-- WHAT TO DO --
Each line with the word "this" must appear in the answer, copied from the records.

****************************************

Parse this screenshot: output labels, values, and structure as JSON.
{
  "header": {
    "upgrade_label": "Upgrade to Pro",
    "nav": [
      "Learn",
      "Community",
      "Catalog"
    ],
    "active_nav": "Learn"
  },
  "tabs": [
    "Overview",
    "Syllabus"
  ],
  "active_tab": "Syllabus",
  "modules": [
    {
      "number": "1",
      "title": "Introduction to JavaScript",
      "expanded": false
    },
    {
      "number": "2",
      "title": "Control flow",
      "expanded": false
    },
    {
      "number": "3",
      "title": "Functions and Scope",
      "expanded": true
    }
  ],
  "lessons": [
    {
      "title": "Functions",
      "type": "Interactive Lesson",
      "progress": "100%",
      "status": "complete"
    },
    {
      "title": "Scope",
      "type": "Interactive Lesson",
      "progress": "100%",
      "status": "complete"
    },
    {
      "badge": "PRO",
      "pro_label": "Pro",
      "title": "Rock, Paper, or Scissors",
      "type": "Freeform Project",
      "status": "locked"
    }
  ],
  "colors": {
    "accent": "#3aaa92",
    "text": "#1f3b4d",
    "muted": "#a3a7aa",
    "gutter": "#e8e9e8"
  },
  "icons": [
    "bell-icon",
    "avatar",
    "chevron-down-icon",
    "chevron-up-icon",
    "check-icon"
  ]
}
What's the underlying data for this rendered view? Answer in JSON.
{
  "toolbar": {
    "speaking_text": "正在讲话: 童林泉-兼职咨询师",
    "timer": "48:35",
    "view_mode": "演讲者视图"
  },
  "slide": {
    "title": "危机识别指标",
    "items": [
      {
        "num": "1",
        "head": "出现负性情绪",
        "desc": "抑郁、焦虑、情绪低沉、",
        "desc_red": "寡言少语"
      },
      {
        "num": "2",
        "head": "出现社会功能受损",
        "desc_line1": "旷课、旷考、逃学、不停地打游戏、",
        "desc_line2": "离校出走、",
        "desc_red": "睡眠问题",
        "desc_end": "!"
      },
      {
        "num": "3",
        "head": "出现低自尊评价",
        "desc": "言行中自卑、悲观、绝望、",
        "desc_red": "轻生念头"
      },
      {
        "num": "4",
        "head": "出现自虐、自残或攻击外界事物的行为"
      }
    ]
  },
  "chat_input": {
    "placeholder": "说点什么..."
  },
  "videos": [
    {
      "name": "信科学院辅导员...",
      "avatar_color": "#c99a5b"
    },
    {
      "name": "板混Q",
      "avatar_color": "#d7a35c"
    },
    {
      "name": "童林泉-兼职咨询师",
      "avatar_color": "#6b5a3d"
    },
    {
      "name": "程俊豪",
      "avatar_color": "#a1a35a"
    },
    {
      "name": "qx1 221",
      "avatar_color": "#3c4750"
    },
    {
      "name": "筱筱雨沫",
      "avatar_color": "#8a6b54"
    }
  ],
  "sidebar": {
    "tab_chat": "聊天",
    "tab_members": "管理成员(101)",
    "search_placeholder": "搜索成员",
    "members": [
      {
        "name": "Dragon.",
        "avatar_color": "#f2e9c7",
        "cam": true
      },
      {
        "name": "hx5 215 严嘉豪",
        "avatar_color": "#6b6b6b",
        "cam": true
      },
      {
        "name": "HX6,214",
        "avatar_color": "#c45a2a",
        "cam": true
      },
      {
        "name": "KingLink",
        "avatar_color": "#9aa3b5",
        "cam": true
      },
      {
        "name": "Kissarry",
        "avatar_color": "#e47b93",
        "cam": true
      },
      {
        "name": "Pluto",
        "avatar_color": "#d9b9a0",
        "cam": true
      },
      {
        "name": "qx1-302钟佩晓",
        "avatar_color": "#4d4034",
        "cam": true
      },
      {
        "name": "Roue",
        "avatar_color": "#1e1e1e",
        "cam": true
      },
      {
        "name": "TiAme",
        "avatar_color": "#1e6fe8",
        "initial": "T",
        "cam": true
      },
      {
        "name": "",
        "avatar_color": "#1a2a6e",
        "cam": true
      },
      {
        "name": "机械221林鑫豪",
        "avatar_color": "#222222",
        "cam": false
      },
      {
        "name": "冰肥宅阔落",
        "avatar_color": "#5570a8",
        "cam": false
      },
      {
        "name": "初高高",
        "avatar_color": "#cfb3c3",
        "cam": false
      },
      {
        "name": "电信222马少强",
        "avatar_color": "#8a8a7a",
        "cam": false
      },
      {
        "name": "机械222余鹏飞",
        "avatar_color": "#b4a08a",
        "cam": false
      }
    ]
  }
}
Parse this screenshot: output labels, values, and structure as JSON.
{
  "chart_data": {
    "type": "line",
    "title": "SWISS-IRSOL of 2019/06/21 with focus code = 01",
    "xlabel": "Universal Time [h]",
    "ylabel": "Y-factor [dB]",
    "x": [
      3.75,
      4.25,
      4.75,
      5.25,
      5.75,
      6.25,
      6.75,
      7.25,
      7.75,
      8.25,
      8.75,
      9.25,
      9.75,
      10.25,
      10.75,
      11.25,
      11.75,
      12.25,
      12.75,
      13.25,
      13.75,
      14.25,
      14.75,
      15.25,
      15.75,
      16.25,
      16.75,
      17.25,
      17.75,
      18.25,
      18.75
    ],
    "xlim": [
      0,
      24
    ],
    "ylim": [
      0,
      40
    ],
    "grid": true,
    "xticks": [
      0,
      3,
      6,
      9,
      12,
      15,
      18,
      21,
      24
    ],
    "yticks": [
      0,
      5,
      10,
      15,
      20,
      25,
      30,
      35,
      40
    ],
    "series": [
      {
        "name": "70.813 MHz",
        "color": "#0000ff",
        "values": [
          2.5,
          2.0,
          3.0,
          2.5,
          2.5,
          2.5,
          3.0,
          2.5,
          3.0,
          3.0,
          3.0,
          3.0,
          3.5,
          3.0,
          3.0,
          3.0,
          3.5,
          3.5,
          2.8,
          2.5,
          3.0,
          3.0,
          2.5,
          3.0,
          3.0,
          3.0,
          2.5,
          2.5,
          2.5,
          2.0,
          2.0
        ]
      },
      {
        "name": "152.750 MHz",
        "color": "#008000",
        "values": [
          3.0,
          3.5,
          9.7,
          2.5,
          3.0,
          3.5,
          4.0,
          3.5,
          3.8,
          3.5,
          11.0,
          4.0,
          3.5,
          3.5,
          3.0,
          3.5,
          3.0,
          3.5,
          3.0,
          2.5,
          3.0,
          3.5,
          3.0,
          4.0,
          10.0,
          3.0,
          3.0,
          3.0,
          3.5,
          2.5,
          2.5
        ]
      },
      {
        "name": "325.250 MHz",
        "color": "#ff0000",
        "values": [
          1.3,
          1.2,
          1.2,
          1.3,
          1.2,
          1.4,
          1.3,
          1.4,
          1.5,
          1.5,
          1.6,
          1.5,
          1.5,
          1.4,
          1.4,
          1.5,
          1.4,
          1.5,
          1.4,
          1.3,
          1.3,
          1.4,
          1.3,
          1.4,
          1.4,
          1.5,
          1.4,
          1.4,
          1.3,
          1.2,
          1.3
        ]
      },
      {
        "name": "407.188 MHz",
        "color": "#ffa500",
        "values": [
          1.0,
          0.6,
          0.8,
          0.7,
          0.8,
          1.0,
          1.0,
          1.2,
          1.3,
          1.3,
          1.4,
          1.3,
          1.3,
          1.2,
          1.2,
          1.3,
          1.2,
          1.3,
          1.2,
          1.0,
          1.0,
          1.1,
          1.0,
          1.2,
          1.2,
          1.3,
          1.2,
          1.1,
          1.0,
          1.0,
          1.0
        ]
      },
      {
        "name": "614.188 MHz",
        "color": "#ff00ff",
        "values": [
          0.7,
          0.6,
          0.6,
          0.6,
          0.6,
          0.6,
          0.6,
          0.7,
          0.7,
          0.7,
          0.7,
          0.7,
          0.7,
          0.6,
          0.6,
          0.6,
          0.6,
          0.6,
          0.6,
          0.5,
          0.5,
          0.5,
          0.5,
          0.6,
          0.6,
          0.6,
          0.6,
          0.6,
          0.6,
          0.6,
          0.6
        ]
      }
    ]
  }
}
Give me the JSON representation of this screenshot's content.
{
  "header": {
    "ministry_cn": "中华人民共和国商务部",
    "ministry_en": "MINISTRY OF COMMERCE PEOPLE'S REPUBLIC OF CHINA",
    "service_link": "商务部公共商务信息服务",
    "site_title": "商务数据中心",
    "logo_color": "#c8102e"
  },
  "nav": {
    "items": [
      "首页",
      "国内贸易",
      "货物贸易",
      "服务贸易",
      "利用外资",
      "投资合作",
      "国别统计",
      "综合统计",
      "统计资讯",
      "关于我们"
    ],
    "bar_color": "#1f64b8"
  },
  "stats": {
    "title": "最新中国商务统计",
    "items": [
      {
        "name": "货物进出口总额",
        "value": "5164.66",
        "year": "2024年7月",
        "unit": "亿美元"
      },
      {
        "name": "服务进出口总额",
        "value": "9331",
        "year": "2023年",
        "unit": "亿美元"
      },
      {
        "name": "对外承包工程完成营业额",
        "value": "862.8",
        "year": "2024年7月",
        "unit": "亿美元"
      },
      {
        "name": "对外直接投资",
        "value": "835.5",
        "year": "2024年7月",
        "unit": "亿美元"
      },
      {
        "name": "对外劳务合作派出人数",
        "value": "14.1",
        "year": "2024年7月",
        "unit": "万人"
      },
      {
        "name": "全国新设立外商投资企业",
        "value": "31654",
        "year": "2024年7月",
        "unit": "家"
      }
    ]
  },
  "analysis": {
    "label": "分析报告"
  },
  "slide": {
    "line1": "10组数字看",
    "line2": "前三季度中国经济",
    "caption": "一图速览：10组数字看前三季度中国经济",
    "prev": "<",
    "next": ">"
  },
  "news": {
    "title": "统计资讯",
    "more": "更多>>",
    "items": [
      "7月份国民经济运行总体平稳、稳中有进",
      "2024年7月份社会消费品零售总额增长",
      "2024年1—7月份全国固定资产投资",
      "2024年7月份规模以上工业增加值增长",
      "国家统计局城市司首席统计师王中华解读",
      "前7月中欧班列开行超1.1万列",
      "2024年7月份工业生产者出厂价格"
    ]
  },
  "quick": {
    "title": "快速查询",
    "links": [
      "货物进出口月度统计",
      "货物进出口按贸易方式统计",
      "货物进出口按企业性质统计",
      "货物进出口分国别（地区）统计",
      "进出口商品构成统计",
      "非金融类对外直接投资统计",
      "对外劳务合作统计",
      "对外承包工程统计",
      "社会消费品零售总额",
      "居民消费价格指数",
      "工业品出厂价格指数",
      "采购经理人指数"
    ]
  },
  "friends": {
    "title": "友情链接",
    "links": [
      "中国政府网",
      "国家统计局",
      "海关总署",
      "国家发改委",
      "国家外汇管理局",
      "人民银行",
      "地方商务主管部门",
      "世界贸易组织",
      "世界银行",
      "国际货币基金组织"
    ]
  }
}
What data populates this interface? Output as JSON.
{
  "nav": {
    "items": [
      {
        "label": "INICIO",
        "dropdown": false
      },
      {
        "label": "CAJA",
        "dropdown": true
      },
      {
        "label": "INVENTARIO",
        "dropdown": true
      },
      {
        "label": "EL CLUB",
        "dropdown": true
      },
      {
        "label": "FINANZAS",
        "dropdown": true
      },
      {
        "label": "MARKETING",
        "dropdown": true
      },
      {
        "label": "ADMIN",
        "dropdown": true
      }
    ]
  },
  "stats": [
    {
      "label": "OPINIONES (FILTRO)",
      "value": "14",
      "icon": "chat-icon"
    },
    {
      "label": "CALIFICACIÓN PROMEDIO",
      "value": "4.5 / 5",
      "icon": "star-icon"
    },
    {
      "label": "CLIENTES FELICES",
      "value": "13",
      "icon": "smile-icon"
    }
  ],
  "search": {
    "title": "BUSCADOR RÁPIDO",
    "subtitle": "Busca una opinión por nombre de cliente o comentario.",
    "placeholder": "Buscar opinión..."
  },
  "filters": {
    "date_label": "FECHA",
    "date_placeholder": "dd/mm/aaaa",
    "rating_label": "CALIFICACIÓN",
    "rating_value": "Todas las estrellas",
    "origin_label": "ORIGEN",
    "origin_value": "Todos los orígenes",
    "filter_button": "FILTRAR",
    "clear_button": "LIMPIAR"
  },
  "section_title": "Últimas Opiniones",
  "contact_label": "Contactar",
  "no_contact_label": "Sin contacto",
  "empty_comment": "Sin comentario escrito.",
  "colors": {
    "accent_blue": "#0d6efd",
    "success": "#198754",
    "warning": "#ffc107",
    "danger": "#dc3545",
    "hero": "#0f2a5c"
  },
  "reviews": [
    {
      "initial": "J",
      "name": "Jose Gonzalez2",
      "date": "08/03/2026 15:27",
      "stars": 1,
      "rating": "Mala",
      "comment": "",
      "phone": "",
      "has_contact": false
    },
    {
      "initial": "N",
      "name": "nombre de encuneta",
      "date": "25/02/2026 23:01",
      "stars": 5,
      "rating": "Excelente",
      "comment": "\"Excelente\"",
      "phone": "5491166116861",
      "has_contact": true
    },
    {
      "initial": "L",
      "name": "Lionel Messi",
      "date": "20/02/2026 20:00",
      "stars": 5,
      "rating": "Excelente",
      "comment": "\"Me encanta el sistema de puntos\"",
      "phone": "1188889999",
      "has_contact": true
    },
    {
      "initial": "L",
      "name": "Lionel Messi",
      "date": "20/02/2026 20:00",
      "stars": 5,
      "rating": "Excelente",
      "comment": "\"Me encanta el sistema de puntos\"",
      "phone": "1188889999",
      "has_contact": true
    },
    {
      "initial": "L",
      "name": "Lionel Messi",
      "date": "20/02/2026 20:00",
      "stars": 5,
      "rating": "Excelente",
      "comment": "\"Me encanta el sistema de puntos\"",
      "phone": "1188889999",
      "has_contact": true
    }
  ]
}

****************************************

-- YOUR SOLUTION --
Parse this screenshot: output labels, values, and structure as JSON.
What's the underlying data for this rendered view? Answer in JSON.
Parse this screenshot: output labels, values, and structure as JSON.
Give me the JSON representation of this screenshot's content.
What data populates this interface? Output as JSON.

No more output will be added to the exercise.